This Weekend Challenge focuses on the muscles in the front of the neck, which have a distinct influence on posture, balance, breathing, and other aspects of bone health. As its name indicates, this exercise helps to prevent and correct a specific aspect of posture: Forward Head Posture (FHP), a growing problem in today’s society and often a precursor to kyphosis (Dowager’s Hump).
Despite their importance, neck muscles are typically overlooked in the typical exercise routine. So this weekend, we’re going to hone in on the front of the neck with a simple exercise you can do just about anywhere.
Let’s get started!
The muscles in your neck may be small, but they support a big load: your head! The average weight of a human head is 10 pounds, so it’s no light task to “keep your head on straight.”
The position of your head leads your entire spine, and that means your shoulders, torso, and hips are affected. And it’s up to your neck muscles to keep your head in the correct position regardless of whether you’re standing, sitting, or walking.
If your head is too far forward, such as occurs when leaning forward to type on a computer, tap out a text, and many other daily activities, the task becomes more difficult, and your neck must strain to hold your head in an unnatural, forward position. Neck pain, stiffness, headaches, shoulder pain, and other problems can develop.
If the problem becomes chronic, then the thoracic vertebrae between your shoulders begin to grow accustomed to the forward-leaning position, and the stage is set for kyphosis.
In order to correct FHP and hold your head in the proper position, your neck needs to have strong yet supple muscles to keep your neck vertebrae flexible and stable. There are many other aspects of bone health (and overall health) that are influenced by strong neck muscles, such as:
Being able to take deep, alkalizing breaths is essential for your bones. A correctly positioned head and neck keep your trachea and chest open and your torso upright, allowing your diaphragm to draw in plenty of air. Your diaphragm can’t work properly if you are bent forward, as is the case with FHP. And amazingly enough, research shows that FHP actually increases fracture risk. You can read more about the connection between FHP and fracture risk at the following link:
This leads us to the next point, which is…
Savers are well aware of the connection between bone health and posture. Strengthening the muscles involved in posture – including those in your neck – is the key to avoiding the dreaded kyphosis and a host of other problems associated with poor posture. In fact, poor posture increases your risk of sustaining a fall that could result in a broken bone. That’s because posture affects balance, our next point.
Wherever your head goes, your body tends to follow. So if your head is too far forward from your center, you’re in a state of compensation; your body must use muscles normally involved in movement to stabilize you and hold you upright. Thus, you’re much more likely to fall. Additionally, a bent-forward body and drooping head make it difficult to see what’s in front of you, increasing the chances of tripping or stumbling over an object or being unable to see a handrail or similar aid to catch your fall.

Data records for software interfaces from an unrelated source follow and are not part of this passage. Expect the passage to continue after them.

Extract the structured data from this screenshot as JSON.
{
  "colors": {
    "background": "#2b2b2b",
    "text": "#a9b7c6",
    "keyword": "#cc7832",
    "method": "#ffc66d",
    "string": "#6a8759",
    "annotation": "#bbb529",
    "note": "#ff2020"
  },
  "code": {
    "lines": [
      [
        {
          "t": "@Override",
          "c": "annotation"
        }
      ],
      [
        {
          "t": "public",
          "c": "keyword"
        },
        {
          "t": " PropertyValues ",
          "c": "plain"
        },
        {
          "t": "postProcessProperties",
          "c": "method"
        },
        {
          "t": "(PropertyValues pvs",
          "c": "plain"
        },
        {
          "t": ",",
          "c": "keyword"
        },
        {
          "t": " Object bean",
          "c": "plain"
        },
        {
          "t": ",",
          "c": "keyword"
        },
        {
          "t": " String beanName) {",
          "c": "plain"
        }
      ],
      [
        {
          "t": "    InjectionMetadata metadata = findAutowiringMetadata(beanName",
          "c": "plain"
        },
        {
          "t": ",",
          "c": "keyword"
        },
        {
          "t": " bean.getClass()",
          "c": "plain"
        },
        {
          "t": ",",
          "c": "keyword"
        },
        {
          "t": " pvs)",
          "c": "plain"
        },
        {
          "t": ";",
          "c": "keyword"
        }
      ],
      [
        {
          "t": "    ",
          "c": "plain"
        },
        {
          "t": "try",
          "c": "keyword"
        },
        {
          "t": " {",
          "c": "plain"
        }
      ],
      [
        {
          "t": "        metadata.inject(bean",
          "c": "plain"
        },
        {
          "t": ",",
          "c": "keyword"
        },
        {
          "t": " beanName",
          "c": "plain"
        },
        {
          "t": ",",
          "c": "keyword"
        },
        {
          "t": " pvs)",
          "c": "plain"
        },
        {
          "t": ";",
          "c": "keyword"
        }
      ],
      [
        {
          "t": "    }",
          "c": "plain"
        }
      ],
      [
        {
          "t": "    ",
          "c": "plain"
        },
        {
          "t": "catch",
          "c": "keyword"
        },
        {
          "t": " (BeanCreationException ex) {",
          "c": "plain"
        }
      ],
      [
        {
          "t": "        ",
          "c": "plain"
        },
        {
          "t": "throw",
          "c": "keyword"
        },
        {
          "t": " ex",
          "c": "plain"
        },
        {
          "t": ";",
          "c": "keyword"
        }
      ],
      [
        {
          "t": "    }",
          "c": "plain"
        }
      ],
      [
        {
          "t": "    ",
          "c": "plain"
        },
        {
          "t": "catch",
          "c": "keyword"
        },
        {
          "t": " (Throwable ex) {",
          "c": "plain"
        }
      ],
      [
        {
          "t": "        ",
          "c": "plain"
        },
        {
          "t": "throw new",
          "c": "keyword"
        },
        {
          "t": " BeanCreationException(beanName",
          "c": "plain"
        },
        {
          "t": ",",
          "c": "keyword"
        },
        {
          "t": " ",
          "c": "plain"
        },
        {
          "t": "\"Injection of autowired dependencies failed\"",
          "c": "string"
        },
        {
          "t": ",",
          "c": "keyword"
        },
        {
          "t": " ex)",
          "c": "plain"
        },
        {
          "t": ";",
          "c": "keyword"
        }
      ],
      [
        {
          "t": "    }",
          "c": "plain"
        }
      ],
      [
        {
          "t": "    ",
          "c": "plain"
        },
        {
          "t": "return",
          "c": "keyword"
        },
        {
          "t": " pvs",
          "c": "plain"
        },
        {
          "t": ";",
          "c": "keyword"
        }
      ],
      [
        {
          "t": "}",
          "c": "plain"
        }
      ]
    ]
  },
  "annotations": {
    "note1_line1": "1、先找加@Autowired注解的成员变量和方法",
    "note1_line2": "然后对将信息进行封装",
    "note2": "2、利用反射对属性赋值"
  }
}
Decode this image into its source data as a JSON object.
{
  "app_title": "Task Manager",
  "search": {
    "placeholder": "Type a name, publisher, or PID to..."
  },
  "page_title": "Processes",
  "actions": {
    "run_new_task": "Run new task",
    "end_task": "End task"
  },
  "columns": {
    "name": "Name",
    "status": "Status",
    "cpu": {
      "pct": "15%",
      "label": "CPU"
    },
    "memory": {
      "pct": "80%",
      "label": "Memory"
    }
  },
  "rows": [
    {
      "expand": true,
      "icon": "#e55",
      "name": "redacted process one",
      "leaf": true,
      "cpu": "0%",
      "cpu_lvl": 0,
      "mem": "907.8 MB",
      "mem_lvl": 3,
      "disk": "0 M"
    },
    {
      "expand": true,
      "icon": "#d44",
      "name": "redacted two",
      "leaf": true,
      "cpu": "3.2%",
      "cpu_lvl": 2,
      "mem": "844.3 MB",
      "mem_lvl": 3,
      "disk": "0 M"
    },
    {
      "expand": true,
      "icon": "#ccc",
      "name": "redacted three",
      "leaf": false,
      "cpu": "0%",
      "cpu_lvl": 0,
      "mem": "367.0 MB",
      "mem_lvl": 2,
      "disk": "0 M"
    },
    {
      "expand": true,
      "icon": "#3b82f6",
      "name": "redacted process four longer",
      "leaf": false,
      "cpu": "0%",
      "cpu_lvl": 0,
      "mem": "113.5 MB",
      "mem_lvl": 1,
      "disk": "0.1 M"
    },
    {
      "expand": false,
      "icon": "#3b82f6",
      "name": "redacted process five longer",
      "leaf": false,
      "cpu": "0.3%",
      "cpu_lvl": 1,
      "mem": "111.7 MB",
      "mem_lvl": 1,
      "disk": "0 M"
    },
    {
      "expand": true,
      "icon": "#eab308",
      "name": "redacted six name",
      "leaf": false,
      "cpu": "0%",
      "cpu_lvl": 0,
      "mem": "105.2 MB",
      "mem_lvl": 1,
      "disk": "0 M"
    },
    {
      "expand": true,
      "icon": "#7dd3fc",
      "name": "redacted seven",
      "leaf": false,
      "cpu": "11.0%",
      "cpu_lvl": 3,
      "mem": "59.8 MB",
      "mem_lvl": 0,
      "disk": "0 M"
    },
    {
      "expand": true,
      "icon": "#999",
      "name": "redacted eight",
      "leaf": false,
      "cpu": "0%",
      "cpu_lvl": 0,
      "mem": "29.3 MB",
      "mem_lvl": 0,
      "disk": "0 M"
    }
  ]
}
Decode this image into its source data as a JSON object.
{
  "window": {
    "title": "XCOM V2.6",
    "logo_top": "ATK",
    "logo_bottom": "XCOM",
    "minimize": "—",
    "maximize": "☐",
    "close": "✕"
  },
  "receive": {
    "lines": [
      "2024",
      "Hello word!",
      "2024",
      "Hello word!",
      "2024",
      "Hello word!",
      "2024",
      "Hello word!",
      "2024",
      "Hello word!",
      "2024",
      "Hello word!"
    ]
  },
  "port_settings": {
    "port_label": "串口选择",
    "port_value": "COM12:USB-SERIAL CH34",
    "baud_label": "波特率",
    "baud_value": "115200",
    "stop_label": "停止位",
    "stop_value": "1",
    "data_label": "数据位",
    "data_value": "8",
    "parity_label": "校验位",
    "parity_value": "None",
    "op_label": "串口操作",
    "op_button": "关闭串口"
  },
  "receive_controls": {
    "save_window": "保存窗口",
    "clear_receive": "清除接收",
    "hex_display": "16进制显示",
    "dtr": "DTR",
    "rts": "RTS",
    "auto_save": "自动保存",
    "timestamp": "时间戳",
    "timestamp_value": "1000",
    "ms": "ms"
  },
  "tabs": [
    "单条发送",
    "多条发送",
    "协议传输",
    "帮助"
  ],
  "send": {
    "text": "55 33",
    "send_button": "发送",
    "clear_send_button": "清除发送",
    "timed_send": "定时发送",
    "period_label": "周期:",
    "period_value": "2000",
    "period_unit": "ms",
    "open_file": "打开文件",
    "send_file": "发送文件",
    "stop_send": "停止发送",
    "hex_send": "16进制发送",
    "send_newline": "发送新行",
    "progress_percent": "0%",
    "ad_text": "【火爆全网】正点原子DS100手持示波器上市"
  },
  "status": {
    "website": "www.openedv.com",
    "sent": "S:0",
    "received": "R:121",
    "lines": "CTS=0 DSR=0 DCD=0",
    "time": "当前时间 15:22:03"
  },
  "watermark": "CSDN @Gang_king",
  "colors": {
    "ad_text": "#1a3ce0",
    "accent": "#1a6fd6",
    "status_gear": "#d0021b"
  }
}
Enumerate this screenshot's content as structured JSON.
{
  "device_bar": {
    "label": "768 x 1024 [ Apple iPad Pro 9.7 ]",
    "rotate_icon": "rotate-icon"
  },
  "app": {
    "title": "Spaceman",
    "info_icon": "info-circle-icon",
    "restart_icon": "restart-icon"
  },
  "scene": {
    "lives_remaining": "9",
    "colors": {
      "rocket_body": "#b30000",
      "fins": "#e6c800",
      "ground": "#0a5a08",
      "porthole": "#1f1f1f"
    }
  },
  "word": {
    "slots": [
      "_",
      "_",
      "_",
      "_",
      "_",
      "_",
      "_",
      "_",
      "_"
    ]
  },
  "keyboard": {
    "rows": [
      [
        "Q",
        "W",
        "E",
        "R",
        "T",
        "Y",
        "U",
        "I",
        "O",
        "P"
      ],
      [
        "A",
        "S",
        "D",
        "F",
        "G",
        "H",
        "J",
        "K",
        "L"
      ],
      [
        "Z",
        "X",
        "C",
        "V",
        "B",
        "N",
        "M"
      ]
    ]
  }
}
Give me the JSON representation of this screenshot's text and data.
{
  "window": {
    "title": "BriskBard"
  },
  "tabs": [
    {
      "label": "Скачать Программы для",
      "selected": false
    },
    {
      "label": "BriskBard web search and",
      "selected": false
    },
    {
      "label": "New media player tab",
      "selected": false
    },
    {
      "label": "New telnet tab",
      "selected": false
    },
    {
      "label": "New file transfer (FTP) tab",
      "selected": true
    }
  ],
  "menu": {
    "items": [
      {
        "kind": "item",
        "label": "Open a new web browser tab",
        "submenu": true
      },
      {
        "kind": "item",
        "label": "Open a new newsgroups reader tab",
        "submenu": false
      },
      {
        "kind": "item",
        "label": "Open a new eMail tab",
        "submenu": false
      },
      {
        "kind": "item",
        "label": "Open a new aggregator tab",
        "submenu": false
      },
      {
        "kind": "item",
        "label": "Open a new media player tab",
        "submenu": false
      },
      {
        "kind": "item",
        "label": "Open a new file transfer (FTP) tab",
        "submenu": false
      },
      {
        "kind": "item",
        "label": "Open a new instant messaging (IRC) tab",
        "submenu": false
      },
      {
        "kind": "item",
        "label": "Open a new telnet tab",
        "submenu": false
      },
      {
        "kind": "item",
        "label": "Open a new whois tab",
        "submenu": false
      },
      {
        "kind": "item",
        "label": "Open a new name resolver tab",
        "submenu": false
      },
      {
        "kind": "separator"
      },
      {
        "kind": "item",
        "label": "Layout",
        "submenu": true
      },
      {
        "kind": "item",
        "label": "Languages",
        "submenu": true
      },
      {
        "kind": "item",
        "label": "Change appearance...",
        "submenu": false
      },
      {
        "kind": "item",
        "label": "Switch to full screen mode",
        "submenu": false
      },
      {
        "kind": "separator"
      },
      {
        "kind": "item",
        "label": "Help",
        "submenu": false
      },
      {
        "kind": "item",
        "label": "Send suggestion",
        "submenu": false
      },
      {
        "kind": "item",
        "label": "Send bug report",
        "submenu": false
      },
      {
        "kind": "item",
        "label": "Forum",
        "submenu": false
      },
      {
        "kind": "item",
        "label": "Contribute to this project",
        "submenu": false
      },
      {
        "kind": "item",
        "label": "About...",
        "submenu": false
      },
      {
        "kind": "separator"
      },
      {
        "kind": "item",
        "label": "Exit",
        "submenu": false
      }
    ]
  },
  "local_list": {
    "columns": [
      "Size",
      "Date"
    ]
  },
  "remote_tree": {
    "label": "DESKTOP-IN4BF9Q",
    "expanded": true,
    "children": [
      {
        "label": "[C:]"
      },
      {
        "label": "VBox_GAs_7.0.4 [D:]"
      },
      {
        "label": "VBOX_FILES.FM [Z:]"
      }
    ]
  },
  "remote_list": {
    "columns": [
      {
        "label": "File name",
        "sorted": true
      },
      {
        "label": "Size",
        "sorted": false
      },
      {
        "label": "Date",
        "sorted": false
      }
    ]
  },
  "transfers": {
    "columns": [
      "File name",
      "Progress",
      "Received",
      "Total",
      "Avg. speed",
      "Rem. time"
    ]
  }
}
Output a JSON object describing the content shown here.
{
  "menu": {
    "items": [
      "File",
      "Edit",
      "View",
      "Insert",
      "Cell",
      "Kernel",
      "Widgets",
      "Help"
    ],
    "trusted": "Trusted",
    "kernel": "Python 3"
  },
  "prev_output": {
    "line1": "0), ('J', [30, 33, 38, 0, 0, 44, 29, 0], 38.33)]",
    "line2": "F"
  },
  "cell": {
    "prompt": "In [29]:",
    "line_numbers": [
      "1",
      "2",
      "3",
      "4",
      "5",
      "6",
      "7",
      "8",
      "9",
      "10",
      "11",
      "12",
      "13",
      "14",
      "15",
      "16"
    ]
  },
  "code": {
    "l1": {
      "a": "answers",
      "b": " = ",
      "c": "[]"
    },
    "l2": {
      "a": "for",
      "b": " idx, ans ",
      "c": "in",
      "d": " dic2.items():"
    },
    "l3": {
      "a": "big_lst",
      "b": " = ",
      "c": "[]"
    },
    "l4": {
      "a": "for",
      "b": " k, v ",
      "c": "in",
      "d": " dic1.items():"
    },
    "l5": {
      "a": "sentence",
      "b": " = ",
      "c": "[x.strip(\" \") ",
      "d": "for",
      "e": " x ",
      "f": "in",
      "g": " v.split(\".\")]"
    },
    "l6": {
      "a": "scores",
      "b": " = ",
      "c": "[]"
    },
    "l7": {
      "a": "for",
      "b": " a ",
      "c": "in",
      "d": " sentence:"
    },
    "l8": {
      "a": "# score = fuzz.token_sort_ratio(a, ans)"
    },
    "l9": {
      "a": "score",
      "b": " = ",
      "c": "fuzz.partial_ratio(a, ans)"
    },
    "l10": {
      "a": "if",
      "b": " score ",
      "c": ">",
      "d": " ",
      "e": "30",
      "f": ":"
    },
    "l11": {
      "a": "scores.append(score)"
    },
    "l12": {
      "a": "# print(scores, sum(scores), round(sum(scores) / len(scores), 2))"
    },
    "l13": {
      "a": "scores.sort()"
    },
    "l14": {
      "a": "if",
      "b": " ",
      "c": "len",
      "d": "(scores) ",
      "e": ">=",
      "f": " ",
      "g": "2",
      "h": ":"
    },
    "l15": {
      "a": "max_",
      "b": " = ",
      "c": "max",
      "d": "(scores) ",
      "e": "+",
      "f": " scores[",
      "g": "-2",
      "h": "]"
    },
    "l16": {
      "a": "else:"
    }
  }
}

Like the rest of your body, your spine follows your neck’s “lead.” As mentioned above, the thoracic vertebrae at the top of your spine are the first victims of poorly positioned cervical (neck) vertebrae. They begin to collapse forward and may even succumb to compression fractures. The rest of the spine is affected, too, and low back pain and poor pelvic alignment can result as the spine attempts to correct its position.
Given the vital importance of the neck muscles and their far-reaching influence, it may surprise you to see how simple this Weekend Challenge is.
- Kneel down on the floor on one knee. The other leg should be bent at an approximate 90-degree angle, foot flat on the floor.
- Place your hands behind your head and pull up slightly with the muscles on both sides of your waist. Think of elongating your waist.
- Look upward slightly with your eyes, and then slightly tip your head back to lengthen the muscles in the front of your neck.
- Keeping the back of your neck elongated (not pressed or curved back), lift your chest and lean your torso back slightly (just a few inches). You should feel a comfortable strain in your front neck muscles. Hold this for a second or two.
- Come back up to the starting position, pause for a few seconds, and repeat about five times (as long as you are comfortable).
- Switch legs and repeat another set of five.
- If you feel any pain in your lower back, stop – you’re probably leaning back too far. You should not feel any discomfort in your low back.
- Don’t be alarmed if your front neck muscles feel strained – remember, these are not muscles that are used to being worked.
- However, if it hurts or feels too uncomfortable, stop.
- You should feel the muscles in your upper back between your shoulder blades working as well.
- Rather than thinking of tilting your head back, focus on lifting your chest up to move your head back.
To round out your regular bone-smart workout, we suggest you try these four Weekend Challenges:
Now you have a complete “neck workout” at your fingertips! Feel free to implement these moves into your daily or weekly exercise habit, or do them on their own. Your bones will thank you either way!
Take Exercising For Your Bones to the Next Level!
Learn the 52 exercise moves that jumpstart bone-building – all backed by the latest in epigenetics research.
As always, I love to hear from you and invite you to connect with other Savers by leaving a comment below.
Have a great weekend!